Baltimore Jewish Paper Ordered To Liquidate Assets
A federal bankruptcy judge has ordered a trustee to run Alter Communications, the publishing firm of the Baltimore Jewish Times that was unable to reorganize under Chapter 11.
The 93-year-old newspaper, which says it has never missed an issue, could close by the end of the week, the Baltimore Sun reported.
Alter on Friday told U.S. Bankruptcy Court Judge Nancy Alquist that WJW Group LLC, the publisher of the Washington Jewish Week, would make a formal offer for Alter’s assets by Monday and close the deal by Wednesday, allowing the Jewish Times to publish on time, the Baltimore Sun reported.
In an editorial Friday, the Baltimore Jewish Times wrote that it would go on.
“The Baltimore Jewish Times will be in subscribers’ mailboxes and on newsstands throughout the community on Friday, March 23, 2012, just as it has been every Friday for the past 93 years, despite a judge’s decision to appoint a trustee to handle the sale and distribution of the assets of its parent company, Alter Communications,” the editorial said.
“Alter has sufficient funds and receivables on the books to pay essential expenses and continue publishing while the trustee quickly arranges a sale to one of several potential buyers standing ready to acquire the company.”
Alter declared bankruptcy in April 2010 after the newspaper’s longtime printer, H.G. Roebuck & Son Inc., filed a $1.2 million lawsuit. Roebuck, concerned about Alter’s shaky financial position, had asked the judge to appoint the trustee. Alter has lost more than $430,000 in the past two months, the Sun reported.
Since 1996, Alter has sold off Jewish newspapers in Detroit, Atlanta, and Palm Beach and Boca Raton, Fla., as well as Vancouver, British Columbia. The Baltimore Jewish Times has a circulation of more than 50,000, as well as sister publications Style and Chesapeake Life.

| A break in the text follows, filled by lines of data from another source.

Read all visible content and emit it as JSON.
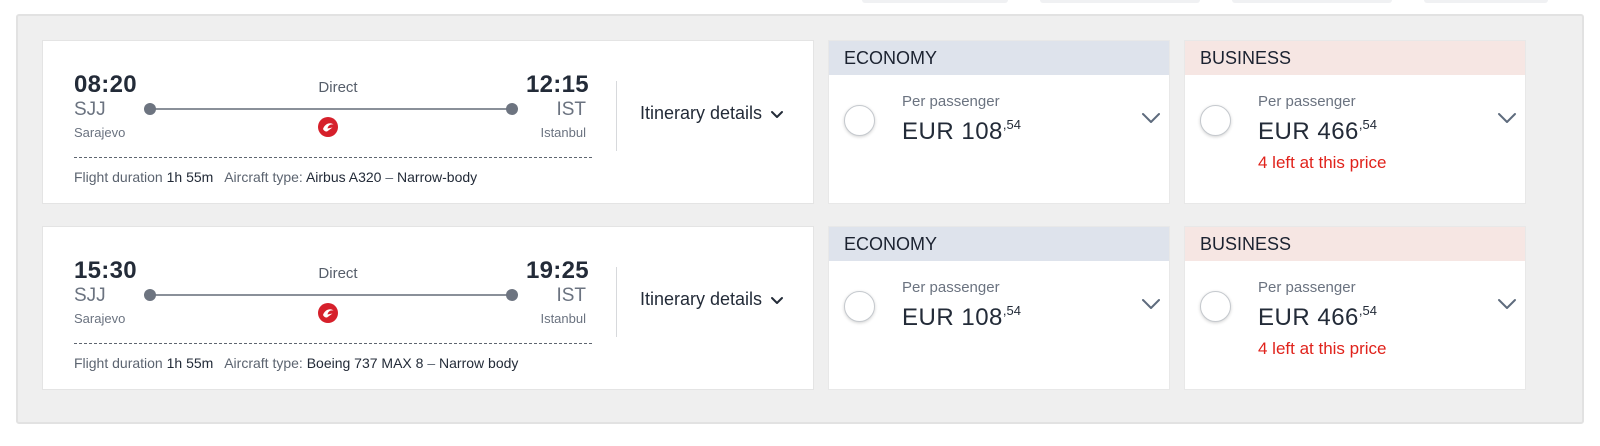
{
  "colors": {
    "economy_header": "#dee3ec",
    "business_header": "#f6e6e3",
    "warning": "#e0221b",
    "airline_logo": "#d6202b"
  },
  "flights": [
    {
      "departure": {
        "time": "08:20",
        "code": "SJJ",
        "city": "Sarajevo"
      },
      "arrival": {
        "time": "12:15",
        "code": "IST",
        "city": "Istanbul"
      },
      "stops": "Direct",
      "airline_icon": "turkish-airlines-logo-icon",
      "duration_label": "Flight duration",
      "duration": "1h 55m",
      "aircraft_label": "Aircraft type:",
      "aircraft": "Airbus A320",
      "separator": "–",
      "body": "Narrow-body",
      "itinerary_label": "Itinerary details",
      "fares": {
        "economy": {
          "title": "ECONOMY",
          "per_passenger": "Per passenger",
          "currency_amount": "EUR 108",
          "cents": ",54",
          "note": ""
        },
        "business": {
          "title": "BUSINESS",
          "per_passenger": "Per passenger",
          "currency_amount": "EUR 466",
          "cents": ",54",
          "note": "4 left at this price"
        }
      }
    },
    {
      "departure": {
        "time": "15:30",
        "code": "SJJ",
        "city": "Sarajevo"
      },
      "arrival": {
        "time": "19:25",
        "code": "IST",
        "city": "Istanbul"
      },
      "stops": "Direct",
      "airline_icon": "turkish-airlines-logo-icon",
      "duration_label": "Flight duration",
      "duration": "1h 55m",
      "aircraft_label": "Aircraft type:",
      "aircraft": "Boeing 737 MAX 8",
      "separator": "–",
      "body": "Narrow body",
      "itinerary_label": "Itinerary details",
      "fares": {
        "economy": {
          "title": "ECONOMY",
          "per_passenger": "Per passenger",
          "currency_amount": "EUR 108",
          "cents": ",54",
          "note": ""
        },
        "business": {
          "title": "BUSINESS",
          "per_passenger": "Per passenger",
          "currency_amount": "EUR 466",
          "cents": ",54",
          "note": "4 left at this price"
        }
      }
    }
  ]
}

“Although it is extremely difficult and sad for my family to give up the Jewish Times, we know that the JT, as well as the company and its employees, will be in good hands with any of the prospective buyers,” said publisher Andrew Buerger, whose family has owned the newspaper since its establishment. “It has taken the input, support and shared purpose of generations of Baltimore Jews to build this company and make the Jewish Times what it is, so its heritage ultimately does not belong to any one family; it belongs to the community.”